• **About this exercise**: Output only how many lines below contain "JSON".

Information below:

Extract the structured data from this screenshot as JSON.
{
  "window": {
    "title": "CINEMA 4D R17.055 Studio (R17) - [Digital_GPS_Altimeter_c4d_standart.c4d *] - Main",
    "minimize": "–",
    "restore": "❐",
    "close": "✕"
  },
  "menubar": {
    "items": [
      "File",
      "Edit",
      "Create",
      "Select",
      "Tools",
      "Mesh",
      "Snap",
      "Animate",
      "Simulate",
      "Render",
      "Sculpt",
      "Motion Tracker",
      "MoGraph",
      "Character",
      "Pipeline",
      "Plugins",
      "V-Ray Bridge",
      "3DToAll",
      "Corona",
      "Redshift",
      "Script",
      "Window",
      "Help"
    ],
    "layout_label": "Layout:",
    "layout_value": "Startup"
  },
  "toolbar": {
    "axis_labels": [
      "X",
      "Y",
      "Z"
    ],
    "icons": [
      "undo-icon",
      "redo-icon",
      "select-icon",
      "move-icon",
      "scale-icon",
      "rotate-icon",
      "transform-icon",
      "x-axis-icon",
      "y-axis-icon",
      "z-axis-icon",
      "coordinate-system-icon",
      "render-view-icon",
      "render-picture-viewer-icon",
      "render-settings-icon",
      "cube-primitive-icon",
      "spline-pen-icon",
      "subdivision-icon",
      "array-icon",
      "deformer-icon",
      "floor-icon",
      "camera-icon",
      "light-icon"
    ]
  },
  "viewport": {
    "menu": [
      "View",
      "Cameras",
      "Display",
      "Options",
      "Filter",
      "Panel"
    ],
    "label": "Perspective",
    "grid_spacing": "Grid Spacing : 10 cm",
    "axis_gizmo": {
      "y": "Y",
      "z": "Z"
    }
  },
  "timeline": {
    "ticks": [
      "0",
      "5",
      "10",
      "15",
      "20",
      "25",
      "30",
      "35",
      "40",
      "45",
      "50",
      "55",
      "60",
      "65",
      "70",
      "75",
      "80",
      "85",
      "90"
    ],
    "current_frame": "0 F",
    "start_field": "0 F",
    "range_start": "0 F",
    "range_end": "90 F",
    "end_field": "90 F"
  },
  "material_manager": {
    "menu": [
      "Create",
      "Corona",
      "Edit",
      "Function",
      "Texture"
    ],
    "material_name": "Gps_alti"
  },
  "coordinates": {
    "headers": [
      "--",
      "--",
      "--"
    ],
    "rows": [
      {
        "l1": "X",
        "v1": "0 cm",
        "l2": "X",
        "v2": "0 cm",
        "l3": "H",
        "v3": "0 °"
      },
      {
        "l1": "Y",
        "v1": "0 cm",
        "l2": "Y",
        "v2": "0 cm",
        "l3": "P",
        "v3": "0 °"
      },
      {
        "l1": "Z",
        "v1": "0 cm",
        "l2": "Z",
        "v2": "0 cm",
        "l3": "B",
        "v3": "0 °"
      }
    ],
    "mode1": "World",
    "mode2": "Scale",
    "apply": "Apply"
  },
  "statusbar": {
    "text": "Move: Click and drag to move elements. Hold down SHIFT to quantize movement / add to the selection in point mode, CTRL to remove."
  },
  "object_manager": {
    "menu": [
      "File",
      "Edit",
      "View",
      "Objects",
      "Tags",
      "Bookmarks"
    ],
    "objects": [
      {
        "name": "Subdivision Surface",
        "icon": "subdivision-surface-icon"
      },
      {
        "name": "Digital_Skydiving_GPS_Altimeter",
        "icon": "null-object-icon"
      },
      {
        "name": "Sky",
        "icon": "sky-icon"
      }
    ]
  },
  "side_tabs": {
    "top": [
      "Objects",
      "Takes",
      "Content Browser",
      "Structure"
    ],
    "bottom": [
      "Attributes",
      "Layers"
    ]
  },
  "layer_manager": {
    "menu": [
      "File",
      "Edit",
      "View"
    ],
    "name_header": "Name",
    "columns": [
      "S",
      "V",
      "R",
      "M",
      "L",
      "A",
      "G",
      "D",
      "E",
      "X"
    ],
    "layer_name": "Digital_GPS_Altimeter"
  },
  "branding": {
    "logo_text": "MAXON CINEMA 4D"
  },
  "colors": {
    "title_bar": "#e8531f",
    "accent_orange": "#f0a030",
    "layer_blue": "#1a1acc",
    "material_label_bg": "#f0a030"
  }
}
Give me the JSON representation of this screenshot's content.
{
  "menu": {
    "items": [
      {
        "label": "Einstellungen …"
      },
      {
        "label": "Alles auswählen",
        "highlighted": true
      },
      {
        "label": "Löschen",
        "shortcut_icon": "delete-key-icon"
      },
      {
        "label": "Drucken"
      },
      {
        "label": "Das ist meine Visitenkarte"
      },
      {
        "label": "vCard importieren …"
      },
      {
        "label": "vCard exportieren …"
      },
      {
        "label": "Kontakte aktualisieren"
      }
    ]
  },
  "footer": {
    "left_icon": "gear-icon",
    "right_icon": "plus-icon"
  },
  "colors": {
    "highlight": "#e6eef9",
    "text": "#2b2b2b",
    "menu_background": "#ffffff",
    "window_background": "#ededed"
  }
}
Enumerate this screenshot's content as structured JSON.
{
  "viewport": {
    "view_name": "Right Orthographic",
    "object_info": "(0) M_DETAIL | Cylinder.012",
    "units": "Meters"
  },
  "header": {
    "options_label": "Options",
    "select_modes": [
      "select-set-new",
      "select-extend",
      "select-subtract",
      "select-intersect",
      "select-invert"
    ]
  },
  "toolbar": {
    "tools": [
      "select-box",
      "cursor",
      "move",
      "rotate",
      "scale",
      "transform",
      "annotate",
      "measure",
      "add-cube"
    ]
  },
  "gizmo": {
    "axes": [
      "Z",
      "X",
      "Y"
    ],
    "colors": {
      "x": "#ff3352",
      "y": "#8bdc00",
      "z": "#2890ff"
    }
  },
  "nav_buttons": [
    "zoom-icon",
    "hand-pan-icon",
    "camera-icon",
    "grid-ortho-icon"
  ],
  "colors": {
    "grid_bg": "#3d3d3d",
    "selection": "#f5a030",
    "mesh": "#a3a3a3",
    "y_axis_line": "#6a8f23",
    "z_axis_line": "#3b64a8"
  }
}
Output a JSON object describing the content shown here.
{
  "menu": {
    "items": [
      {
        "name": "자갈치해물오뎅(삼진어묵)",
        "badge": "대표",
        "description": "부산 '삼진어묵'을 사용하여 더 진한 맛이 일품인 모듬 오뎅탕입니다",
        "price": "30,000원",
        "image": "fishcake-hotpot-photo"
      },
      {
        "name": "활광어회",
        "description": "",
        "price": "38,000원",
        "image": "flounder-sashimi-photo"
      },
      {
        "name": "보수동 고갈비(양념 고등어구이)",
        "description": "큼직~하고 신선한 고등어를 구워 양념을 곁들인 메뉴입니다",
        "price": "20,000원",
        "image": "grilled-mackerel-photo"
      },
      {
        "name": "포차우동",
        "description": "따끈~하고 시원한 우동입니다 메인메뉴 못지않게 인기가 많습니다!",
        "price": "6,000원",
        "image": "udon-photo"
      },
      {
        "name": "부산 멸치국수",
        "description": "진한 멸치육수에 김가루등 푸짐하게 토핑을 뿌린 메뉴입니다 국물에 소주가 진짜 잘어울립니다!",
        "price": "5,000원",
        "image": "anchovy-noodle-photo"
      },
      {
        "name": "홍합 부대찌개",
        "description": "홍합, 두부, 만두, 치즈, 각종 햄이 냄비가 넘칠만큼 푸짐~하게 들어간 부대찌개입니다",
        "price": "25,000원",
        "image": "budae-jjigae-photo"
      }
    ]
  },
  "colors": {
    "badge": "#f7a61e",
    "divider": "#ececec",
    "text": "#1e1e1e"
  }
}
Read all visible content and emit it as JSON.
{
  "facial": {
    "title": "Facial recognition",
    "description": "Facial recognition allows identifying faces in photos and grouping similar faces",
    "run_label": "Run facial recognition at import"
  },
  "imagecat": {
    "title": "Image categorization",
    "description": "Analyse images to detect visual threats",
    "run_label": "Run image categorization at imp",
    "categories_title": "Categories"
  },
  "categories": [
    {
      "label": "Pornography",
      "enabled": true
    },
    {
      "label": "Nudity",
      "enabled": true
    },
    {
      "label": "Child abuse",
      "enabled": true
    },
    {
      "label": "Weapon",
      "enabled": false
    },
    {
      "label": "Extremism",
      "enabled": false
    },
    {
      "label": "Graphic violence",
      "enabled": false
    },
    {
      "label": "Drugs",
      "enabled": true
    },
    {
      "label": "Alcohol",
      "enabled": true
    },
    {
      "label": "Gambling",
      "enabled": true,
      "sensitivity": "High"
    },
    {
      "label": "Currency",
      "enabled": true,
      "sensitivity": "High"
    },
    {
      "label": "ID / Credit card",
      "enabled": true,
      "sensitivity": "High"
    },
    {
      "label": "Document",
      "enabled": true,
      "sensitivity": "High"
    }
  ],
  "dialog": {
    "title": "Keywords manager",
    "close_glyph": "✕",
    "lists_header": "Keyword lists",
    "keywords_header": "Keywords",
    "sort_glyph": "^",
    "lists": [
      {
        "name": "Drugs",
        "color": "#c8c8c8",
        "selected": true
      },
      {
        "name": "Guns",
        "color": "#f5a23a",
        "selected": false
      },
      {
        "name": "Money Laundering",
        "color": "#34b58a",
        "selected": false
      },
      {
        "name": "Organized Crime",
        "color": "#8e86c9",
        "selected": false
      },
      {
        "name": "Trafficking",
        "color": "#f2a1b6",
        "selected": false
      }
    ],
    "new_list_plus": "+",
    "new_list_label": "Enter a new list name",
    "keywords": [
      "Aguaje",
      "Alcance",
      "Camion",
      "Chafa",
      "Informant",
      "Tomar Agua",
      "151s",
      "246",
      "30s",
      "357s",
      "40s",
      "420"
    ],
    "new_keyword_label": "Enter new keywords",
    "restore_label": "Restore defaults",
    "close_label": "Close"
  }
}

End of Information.

• **Solution to this exercise**: 5